Gabelle Tax Analysis: HMRC’s interpretation too restrictive in zero rated construction case
The First-tier tribunal in the case of the Trustees of the Eaton Mews Trust (TC 01943, decided on 20 April 2012) has allowed a claim for zero rating in relation to a new build even though the retention of some of the original walls was proposed in the planning application itself.
The planning application had proposed that the party walls on either side and the rear wall of an existing dwelling in a terrace should remain, with the rest of the building, which was in a conservation area, then demolished and a new dwelling built in its place.
The planning and conservation consents followed the application and required the work done to follow that proposal.
HMRC argued that a new dwelling was not being built and the construction services did not therefore qualify for zero rating. They contended that for zero rating to apply, the retention of a façade had to be as a result of the planning consent, not simply requested as part of the planning application.
The VAT Tribunal disagreed with HMRC and allowed the appeal and zero rating on the basis that if there was a positive requirement for retention of the relevant façade, whatever the reason for its imposition, the relevant statutory condition had been met.

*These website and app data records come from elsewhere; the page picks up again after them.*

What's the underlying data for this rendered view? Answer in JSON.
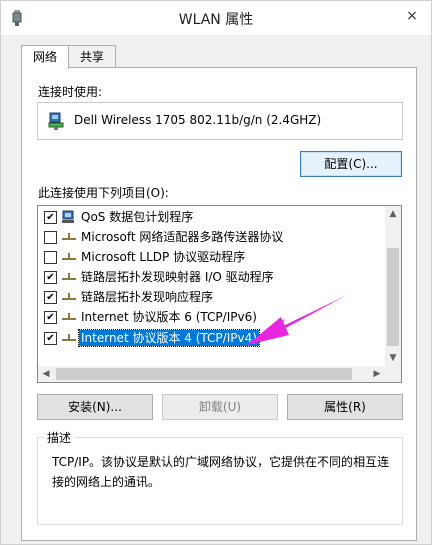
{
  "window": {
    "title": "WLAN 属性",
    "close_label": "×"
  },
  "tabs": [
    {
      "label": "网络"
    },
    {
      "label": "共享"
    }
  ],
  "connect_using": {
    "label": "连接时使用:",
    "adapter": "Dell Wireless 1705 802.11b/g/n (2.4GHZ)",
    "configure_label": "配置(C)..."
  },
  "items_label": "此连接使用下列项目(O):",
  "items": [
    {
      "label": "QoS 数据包计划程序",
      "checked": true,
      "icon": "network-service-icon"
    },
    {
      "label": "Microsoft 网络适配器多路传送器协议",
      "checked": false,
      "icon": "protocol-icon"
    },
    {
      "label": "Microsoft LLDP 协议驱动程序",
      "checked": false,
      "icon": "protocol-icon"
    },
    {
      "label": "链路层拓扑发现映射器 I/O 驱动程序",
      "checked": true,
      "icon": "protocol-icon"
    },
    {
      "label": "链路层拓扑发现响应程序",
      "checked": true,
      "icon": "protocol-icon"
    },
    {
      "label": "Internet 协议版本 6 (TCP/IPv6)",
      "checked": true,
      "icon": "protocol-icon"
    },
    {
      "label": "Internet 协议版本 4 (TCP/IPv4)",
      "checked": true,
      "icon": "protocol-icon",
      "selected": true
    }
  ],
  "buttons": {
    "install": "安装(N)...",
    "uninstall": "卸载(U)",
    "properties": "属性(R)"
  },
  "description": {
    "title": "描述",
    "text": "TCP/IP。该协议是默认的广域网络协议，它提供在不同的相互连接的网络上的通讯。"
  },
  "colors": {
    "selection": "#0078d7",
    "annotation_arrow": "#e826e0"
  }
}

Businesses should review past claims for zero rating of residential buildings which have been denied where walls have been retained as there may be reclaims available.